CONCLUSION

The petition for a writ of certiorari should be denied.

Respectfully submitted.

ELENA KAGAN
Solicitor General
TONY WEST
Assistant Attorney General
WILLIAM KANTER
JOHN S. KOPPEL
Attorneys

1 During the pendency of this suit, the VA was replaced by the De partment of Veterans Affairs. Unless otherwise indicated, this brief uses the term "VA" to refer to both the Veterans Administration and the Department of Veterans Affairs.

2 The AOPG remained in effect until 1985, when the VA promulgated a regulation that established a presumptive service connection only for chloracne. Adjudication of Claims Based on Exposure to Dioxin or Ionizing Radiation, 50 Fed. Reg. 34,452, 34,458 (1985) (38 C.F.R. 3.311a (1986)); see Pet. App. 12a-13a. That regulation was later invali dated. See id. at 13a. After several years and multiple reviews of new research, the VA promulgated new regulations that created a pre sumption of service-connection for certain diseases alleged to have been caused by exposure to Agent Orange in Vietnam.
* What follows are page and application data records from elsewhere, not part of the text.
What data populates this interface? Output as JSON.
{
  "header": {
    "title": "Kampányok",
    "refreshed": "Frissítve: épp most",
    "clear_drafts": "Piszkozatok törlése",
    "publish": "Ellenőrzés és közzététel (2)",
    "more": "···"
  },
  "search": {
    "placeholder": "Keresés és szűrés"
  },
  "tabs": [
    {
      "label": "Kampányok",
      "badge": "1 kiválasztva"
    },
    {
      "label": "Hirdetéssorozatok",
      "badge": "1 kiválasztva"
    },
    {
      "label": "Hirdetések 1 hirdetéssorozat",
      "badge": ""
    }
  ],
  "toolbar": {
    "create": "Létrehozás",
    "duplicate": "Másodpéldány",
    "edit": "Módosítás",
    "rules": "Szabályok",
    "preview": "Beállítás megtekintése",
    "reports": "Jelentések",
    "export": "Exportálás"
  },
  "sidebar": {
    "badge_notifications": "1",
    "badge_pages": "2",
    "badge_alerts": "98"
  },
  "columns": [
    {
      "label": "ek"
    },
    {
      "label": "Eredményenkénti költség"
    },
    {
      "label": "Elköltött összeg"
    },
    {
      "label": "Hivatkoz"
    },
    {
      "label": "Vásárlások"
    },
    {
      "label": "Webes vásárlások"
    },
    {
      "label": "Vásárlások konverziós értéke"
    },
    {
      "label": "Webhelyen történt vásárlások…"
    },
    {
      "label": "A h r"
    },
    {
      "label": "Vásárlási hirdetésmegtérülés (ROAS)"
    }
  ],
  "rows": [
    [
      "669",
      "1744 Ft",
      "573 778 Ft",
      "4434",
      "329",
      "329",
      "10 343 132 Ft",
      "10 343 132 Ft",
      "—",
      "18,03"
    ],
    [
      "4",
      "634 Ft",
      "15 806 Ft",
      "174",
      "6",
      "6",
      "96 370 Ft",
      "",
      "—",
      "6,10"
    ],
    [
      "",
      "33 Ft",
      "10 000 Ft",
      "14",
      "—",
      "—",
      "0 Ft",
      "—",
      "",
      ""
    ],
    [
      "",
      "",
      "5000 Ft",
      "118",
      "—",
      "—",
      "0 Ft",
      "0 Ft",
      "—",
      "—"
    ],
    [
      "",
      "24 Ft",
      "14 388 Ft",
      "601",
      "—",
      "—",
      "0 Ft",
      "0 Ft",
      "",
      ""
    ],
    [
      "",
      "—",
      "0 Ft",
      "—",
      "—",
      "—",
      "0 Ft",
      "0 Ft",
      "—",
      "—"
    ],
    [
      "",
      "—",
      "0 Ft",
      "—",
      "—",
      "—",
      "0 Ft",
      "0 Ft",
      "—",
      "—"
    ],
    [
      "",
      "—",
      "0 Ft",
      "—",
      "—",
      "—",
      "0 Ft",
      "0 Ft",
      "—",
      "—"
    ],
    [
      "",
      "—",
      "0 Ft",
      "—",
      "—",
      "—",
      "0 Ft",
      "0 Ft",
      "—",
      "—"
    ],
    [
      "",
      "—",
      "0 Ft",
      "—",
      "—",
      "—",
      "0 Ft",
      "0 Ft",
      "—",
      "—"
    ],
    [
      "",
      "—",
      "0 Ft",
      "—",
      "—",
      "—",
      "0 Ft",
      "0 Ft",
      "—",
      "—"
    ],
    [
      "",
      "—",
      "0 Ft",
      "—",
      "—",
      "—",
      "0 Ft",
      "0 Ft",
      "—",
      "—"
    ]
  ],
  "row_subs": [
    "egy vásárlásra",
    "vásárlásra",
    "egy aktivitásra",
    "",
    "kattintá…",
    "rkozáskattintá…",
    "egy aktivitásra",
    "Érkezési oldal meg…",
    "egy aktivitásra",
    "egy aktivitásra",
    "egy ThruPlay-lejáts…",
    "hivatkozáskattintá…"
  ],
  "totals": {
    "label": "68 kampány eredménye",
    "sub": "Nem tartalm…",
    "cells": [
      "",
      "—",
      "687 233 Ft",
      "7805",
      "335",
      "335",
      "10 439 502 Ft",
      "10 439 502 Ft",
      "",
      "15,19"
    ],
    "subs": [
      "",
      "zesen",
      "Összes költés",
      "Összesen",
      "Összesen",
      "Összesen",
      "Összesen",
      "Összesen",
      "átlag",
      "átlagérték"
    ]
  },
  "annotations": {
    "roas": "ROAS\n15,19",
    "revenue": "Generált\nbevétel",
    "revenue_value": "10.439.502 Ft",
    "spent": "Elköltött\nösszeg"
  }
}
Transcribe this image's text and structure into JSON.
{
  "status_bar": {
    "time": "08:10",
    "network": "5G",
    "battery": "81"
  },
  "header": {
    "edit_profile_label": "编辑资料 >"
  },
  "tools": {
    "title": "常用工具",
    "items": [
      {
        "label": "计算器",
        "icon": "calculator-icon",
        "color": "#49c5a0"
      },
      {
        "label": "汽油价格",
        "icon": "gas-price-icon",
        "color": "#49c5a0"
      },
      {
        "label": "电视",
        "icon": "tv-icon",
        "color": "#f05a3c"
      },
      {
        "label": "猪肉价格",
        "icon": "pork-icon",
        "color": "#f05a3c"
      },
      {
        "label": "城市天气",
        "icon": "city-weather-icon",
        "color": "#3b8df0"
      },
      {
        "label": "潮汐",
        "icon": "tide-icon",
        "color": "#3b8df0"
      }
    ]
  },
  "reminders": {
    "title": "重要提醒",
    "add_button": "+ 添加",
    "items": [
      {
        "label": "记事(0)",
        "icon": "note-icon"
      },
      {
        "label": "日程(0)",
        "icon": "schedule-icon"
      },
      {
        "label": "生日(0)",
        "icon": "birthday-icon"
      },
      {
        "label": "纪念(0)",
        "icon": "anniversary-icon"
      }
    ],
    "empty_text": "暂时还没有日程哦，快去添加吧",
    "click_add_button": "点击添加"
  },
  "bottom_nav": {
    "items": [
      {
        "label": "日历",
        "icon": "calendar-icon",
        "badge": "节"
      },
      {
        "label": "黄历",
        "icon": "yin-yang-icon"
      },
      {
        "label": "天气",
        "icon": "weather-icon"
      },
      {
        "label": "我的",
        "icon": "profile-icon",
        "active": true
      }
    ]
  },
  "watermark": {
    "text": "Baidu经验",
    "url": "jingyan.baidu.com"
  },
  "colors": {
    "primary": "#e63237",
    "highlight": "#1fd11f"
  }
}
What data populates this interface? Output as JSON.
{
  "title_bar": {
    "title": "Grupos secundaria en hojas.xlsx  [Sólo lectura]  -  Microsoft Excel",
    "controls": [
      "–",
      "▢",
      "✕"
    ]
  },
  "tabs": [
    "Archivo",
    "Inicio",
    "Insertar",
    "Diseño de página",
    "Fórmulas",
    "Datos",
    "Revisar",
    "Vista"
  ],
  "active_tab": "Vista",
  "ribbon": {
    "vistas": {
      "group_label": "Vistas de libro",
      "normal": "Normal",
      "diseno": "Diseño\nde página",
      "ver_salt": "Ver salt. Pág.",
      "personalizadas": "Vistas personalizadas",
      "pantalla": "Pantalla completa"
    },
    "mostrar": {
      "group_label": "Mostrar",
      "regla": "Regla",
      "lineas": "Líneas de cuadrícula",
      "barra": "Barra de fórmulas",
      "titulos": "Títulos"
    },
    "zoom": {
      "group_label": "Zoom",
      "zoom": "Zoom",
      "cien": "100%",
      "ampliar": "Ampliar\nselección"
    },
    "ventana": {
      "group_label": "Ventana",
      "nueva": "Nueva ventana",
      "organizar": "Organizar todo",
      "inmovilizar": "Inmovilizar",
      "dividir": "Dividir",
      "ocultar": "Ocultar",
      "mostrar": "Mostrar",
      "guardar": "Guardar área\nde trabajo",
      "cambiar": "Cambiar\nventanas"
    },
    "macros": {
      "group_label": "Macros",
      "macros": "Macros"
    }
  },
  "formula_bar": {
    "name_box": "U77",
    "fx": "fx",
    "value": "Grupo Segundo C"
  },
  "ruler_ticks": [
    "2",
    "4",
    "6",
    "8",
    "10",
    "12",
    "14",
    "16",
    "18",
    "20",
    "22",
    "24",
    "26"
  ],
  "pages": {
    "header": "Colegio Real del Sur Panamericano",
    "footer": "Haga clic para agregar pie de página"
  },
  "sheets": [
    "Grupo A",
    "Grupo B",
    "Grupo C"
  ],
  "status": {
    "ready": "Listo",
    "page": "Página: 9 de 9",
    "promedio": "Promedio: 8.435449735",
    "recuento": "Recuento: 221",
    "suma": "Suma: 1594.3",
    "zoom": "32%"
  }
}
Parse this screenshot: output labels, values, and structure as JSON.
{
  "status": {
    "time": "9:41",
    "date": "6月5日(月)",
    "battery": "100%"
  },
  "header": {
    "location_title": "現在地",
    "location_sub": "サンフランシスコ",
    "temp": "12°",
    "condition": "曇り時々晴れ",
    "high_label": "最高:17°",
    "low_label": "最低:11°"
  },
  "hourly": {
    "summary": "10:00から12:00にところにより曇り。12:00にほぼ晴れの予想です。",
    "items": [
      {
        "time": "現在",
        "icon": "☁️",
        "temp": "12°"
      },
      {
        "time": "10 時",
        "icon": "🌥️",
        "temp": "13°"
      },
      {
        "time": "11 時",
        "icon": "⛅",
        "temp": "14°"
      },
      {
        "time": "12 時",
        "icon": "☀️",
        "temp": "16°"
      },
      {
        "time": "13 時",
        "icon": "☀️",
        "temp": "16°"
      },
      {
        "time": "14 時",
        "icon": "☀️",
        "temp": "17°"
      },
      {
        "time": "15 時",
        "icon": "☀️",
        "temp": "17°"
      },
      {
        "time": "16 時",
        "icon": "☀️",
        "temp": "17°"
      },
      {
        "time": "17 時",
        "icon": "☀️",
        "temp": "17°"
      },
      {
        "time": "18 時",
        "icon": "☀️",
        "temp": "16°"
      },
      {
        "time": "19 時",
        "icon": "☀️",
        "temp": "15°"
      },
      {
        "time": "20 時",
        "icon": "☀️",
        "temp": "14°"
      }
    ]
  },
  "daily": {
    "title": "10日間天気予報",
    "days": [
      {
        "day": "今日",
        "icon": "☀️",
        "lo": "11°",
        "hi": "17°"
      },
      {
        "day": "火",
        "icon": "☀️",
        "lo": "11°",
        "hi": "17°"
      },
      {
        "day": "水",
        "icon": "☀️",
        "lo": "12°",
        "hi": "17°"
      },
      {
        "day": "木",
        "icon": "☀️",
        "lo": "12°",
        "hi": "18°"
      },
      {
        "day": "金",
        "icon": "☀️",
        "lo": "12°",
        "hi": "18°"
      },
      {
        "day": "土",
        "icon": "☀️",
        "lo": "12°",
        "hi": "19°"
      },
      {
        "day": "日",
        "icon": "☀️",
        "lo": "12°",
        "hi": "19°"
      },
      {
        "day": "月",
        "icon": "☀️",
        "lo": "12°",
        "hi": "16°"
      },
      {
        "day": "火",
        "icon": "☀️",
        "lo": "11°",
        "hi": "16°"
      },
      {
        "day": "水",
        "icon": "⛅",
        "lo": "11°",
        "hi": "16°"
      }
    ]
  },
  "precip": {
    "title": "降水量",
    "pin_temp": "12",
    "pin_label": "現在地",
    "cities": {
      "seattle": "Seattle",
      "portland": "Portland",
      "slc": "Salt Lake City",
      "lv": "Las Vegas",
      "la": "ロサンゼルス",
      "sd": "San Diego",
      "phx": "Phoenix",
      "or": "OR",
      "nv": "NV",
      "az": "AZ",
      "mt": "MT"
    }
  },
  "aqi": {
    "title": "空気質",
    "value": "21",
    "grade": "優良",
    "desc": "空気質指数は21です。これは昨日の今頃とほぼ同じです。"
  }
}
See 38 C.F.R. 3.309(e); Pet. App. 13a.

3 Further review is unwarranted for an additional reason: It is not clear that the district court had jurisdiction over this case even before the enactment of 38 U.S.C. 502. See 38 U.S.C. 211(a) (1976) ("[T]he decisions of the Administrator on any question of law or fact under any law administered by the Veterans' Administration providing benefits for veterans and their dependents or survivors shall be final and con clusive and no other official or any court of the United States shall have power or jurisdiction to review any such decision by an action in the nature of mandamus or otherwise."), superseded by 38 U.S.C. 511; see also, e.g., Carter v. Cleland, 643 F.2d 1, 9 (D.C. Cir. 1980) (holding that Section 211(a) precluded judicial review of an administrative guideline alleged to have improperly constrained VA adjudicators' discretion to make case-by-case factual determinations in claims for benefits).